Park City History
Park City was incorporated in 1884. In its mining heyday, more than $400 million in silver was extracted from the mountains that surround the town, creating 23 millionaires, including George Hearst, father of newspaper publisher William Randolph Hearst.
Today, Park City is a unique blend of the old and new. Sixty-four of Park City's buildings are listed on the National Register of Historic Places, many of which are located along the town's Main Street. More than 1,200 miles of tunnels wind through the surrounding mountains, and old mine structures have been resurrected as artist-in-residency spaces, museums and restaurants.
Long before Park City became a world-class mountain resort and venue for the 2002 Winter Olympic Games, it was famous as a silver-mining town and boasts a lively and colorful past.

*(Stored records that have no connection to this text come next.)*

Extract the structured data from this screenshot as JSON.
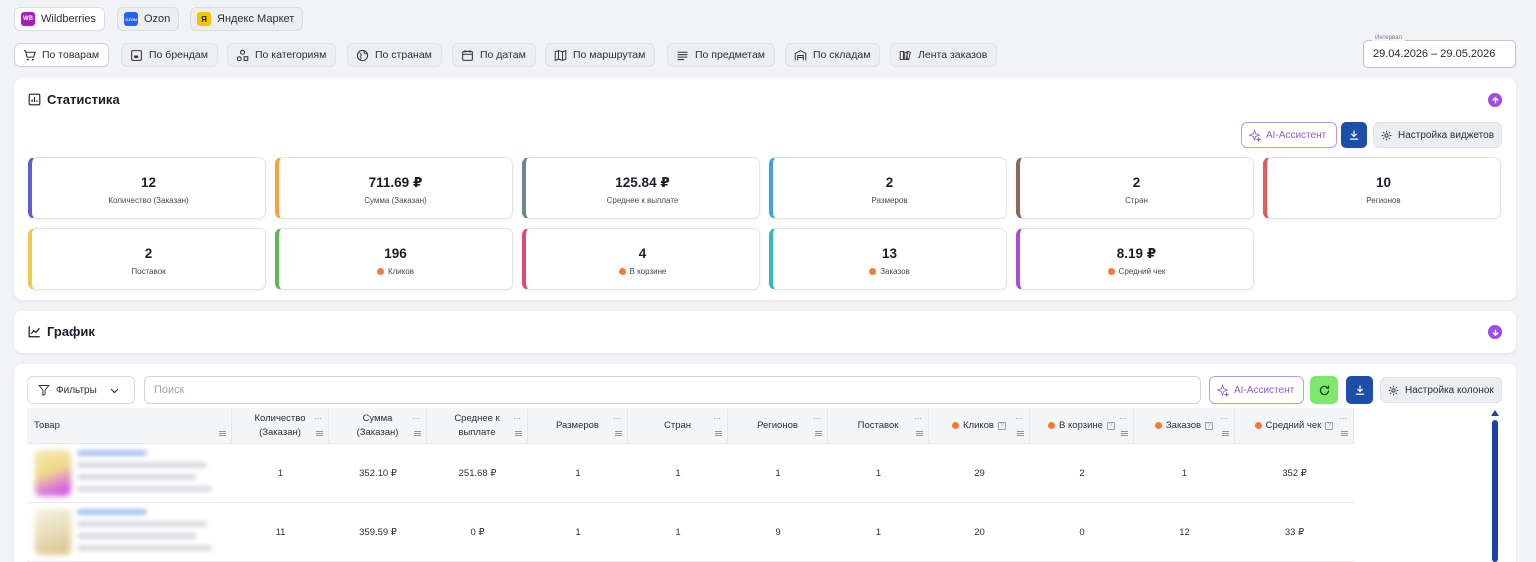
{
  "marketplaces": [
    {
      "label": "Wildberries",
      "logo_text": "WB",
      "color": "#a51fb8"
    },
    {
      "label": "Ozon",
      "logo_text": "OZON",
      "color": "#2563eb"
    },
    {
      "label": "Яндекс Маркет",
      "logo_text": "Я",
      "color": "#f7c400"
    }
  ],
  "nav": [
    {
      "label": "По товарам",
      "icon": "cart-icon"
    },
    {
      "label": "По брендам",
      "icon": "brand-icon"
    },
    {
      "label": "По категориям",
      "icon": "categories-icon"
    },
    {
      "label": "По странам",
      "icon": "globe-icon"
    },
    {
      "label": "По датам",
      "icon": "calendar-icon"
    },
    {
      "label": "По маршрутам",
      "icon": "map-icon"
    },
    {
      "label": "По предметам",
      "icon": "list-icon"
    },
    {
      "label": "По складам",
      "icon": "warehouse-icon"
    },
    {
      "label": "Лента заказов",
      "icon": "feed-icon"
    }
  ],
  "date_range": {
    "label": "Интервал",
    "value": "29.04.2026 – 29.05.2026"
  },
  "stats": {
    "title": "Статистика",
    "ai_label": "AI-Ассистент",
    "settings_label": "Настройка виджетов",
    "cards": [
      {
        "value": "12",
        "label": "Количество (Заказан)",
        "color": "#5b5fc7",
        "dot": false
      },
      {
        "value": "711.69 ₽",
        "label": "Сумма (Заказан)",
        "color": "#f5a43c",
        "dot": false
      },
      {
        "value": "125.84 ₽",
        "label": "Среднее к выплате",
        "color": "#6b8594",
        "dot": false
      },
      {
        "value": "2",
        "label": "Размеров",
        "color": "#3aa3e0",
        "dot": false
      },
      {
        "value": "2",
        "label": "Стран",
        "color": "#8a6a55",
        "dot": false
      },
      {
        "value": "10",
        "label": "Регионов",
        "color": "#e35a5a",
        "dot": false
      },
      {
        "value": "2",
        "label": "Поставок",
        "color": "#f2c94c",
        "dot": false
      },
      {
        "value": "196",
        "label": "Кликов",
        "color": "#5fb55f",
        "dot": true
      },
      {
        "value": "4",
        "label": "В корзине",
        "color": "#e04875",
        "dot": true
      },
      {
        "value": "13",
        "label": "Заказов",
        "color": "#37b7c4",
        "dot": true
      },
      {
        "value": "8.19 ₽",
        "label": "Средний чек",
        "color": "#a84fd1",
        "dot": true
      }
    ]
  },
  "graph": {
    "title": "График"
  },
  "table": {
    "filters_label": "Фильтры",
    "search_placeholder": "Поиск",
    "ai_label": "AI-Ассистент",
    "columns_settings_label": "Настройка колонок",
    "columns": [
      {
        "label": "Товар",
        "dot": false,
        "help": false
      },
      {
        "label": "Количество (Заказан)",
        "dot": false,
        "help": false
      },
      {
        "label": "Сумма (Заказан)",
        "dot": false,
        "help": false
      },
      {
        "label": "Среднее к выплате",
        "dot": false,
        "help": false
      },
      {
        "label": "Размеров",
        "dot": false,
        "help": false
      },
      {
        "label": "Стран",
        "dot": false,
        "help": false
      },
      {
        "label": "Регионов",
        "dot": false,
        "help": false
      },
      {
        "label": "Поставок",
        "dot": false,
        "help": false
      },
      {
        "label": "Кликов",
        "dot": true,
        "help": true
      },
      {
        "label": "В корзине",
        "dot": true,
        "help": true
      },
      {
        "label": "Заказов",
        "dot": true,
        "help": true
      },
      {
        "label": "Средний чек",
        "dot": true,
        "help": true
      }
    ],
    "rows": [
      [
        "1",
        "352.10 ₽",
        "251.68 ₽",
        "1",
        "1",
        "1",
        "1",
        "29",
        "2",
        "1",
        "352 ₽"
      ],
      [
        "11",
        "359.59 ₽",
        "0 ₽",
        "1",
        "1",
        "9",
        "1",
        "20",
        "0",
        "12",
        "33 ₽"
      ]
    ]
  }
}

Founded by prospectors in the late 1860s, Park City continued to mine silver until the early 1970s. The mining company, Park City Consolidated Mines, started the ski business in 1963 when they erected the first lifts on what was then called Treasure Mountain. The Park City area now has two world-class ski resorts: Park City Mountain Resort and Deer Valley® Resort.